Divorces later in life are becoming more common. Once the kids are grown, couples are discovering that they have nothing in common and decide to split. These so-called “gray divorces” have tripled in number since 1990. However, this creates a whole new set of considerations, particularly when it comes to retirement planning.
Following a divorce, everything in life changes. For gray divorces, it is likely going to change your retirement plans. In addition to the many adjustments you will make to your new life as a divorcee, you also need to update any estate plan you and your ex-spouse executed together. This should be handled by an experienced estate attorney once your divorce is finalized.
The following acts as a checklist of documents to review post-divorce:
- Power of attorney, health care proxy, and life insurance beneficiaries: you want to revoke the prior document and execute a new one.
- Retirement accounts: pensions, stock options or other benefits should be split pursuant to the terms of your divorce agreement. If you have an IRA, make sure the account is split in a way that avoids taxes and penalties.
- Create a new will and revoke the prior one: disinherit your former spouse.
- Retitle any personal or real property that was held jointly.
- Amend trust documents; if your ex is the trustee, appoint a new one.
- Change any payable on death accounts to someone other than your ex-spouse. Get it in writing, do not rely on phone verification (which also applies to the life insurance beneficiary as well).
Additionally, you may want to consider placing any important documents in a new spot that your former spouse is unfamiliar with and will not know where to find. If you had stepchildren from the former marriage and placed them in your will, do you want to keep them as heirs?
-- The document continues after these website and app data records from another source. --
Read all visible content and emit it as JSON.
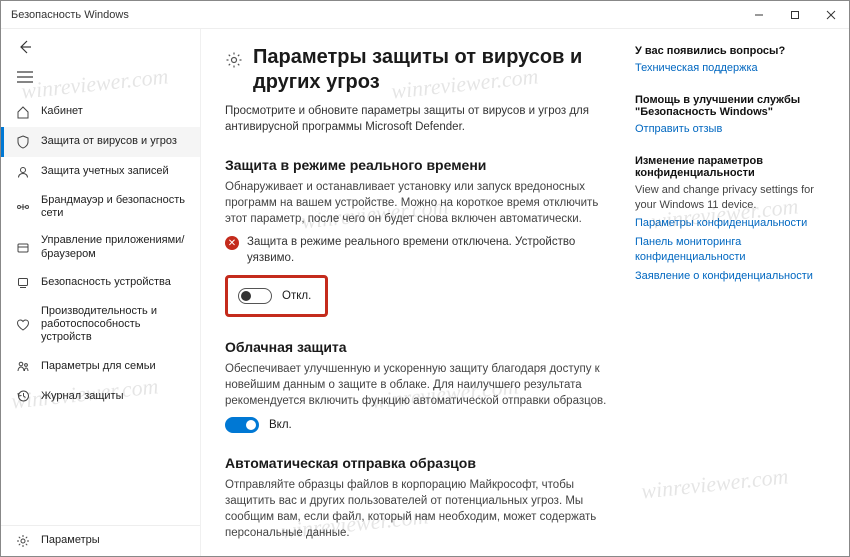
{
  "window": {
    "title": "Безопасность Windows"
  },
  "sidebar": {
    "items": [
      {
        "label": "Кабинет"
      },
      {
        "label": "Защита от вирусов и угроз"
      },
      {
        "label": "Защита учетных записей"
      },
      {
        "label": "Брандмауэр и безопасность сети"
      },
      {
        "label": "Управление приложениями/браузером"
      },
      {
        "label": "Безопасность устройства"
      },
      {
        "label": "Производительность и работоспособность устройств"
      },
      {
        "label": "Параметры для семьи"
      },
      {
        "label": "Журнал защиты"
      }
    ],
    "settings": "Параметры"
  },
  "page": {
    "title": "Параметры защиты от вирусов и других угроз",
    "desc": "Просмотрите и обновите параметры защиты от вирусов и угроз для антивирусной программы Microsoft Defender."
  },
  "sections": {
    "realtime": {
      "title": "Защита в режиме реального времени",
      "desc": "Обнаруживает и останавливает установку или запуск вредоносных программ на вашем устройстве. Можно на короткое время отключить этот параметр, после чего он будет снова включен автоматически.",
      "warning": "Защита в режиме реального времени отключена. Устройство уязвимо.",
      "toggle_label": "Откл.",
      "toggle_on": false
    },
    "cloud": {
      "title": "Облачная защита",
      "desc": "Обеспечивает улучшенную и ускоренную защиту благодаря доступу к новейшим данным о защите в облаке. Для наилучшего результата рекомендуется включить функцию автоматической отправки образцов.",
      "toggle_label": "Вкл.",
      "toggle_on": true
    },
    "samples": {
      "title": "Автоматическая отправка образцов",
      "desc": "Отправляйте образцы файлов в корпорацию Майкрософт, чтобы защитить вас и других пользователей от потенциальных угроз. Мы сообщим вам, если файл, который нам необходим, может содержать персональные данные."
    }
  },
  "aside": {
    "questions": {
      "title": "У вас появились вопросы?",
      "link": "Техническая поддержка"
    },
    "feedback": {
      "title": "Помощь в улучшении службы \"Безопасность Windows\"",
      "link": "Отправить отзыв"
    },
    "privacy": {
      "title": "Изменение параметров конфиденциальности",
      "text": "View and change privacy settings for your Windows 11 device.",
      "links": [
        "Параметры конфиденциальности",
        "Панель мониторинга конфиденциальности",
        "Заявление о конфиденциальности"
      ]
    }
  },
  "watermark": "winreviewer.com"
}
Finally, in the event you remarry, prepare a prenuptial agreement to protect your children. Otherwise, your spouse would inherit before your children. Irrevocable trusts are a good vehicle for this purpose. Discuss your concerns in detail with your estate attorney to make sure your future is properly protected.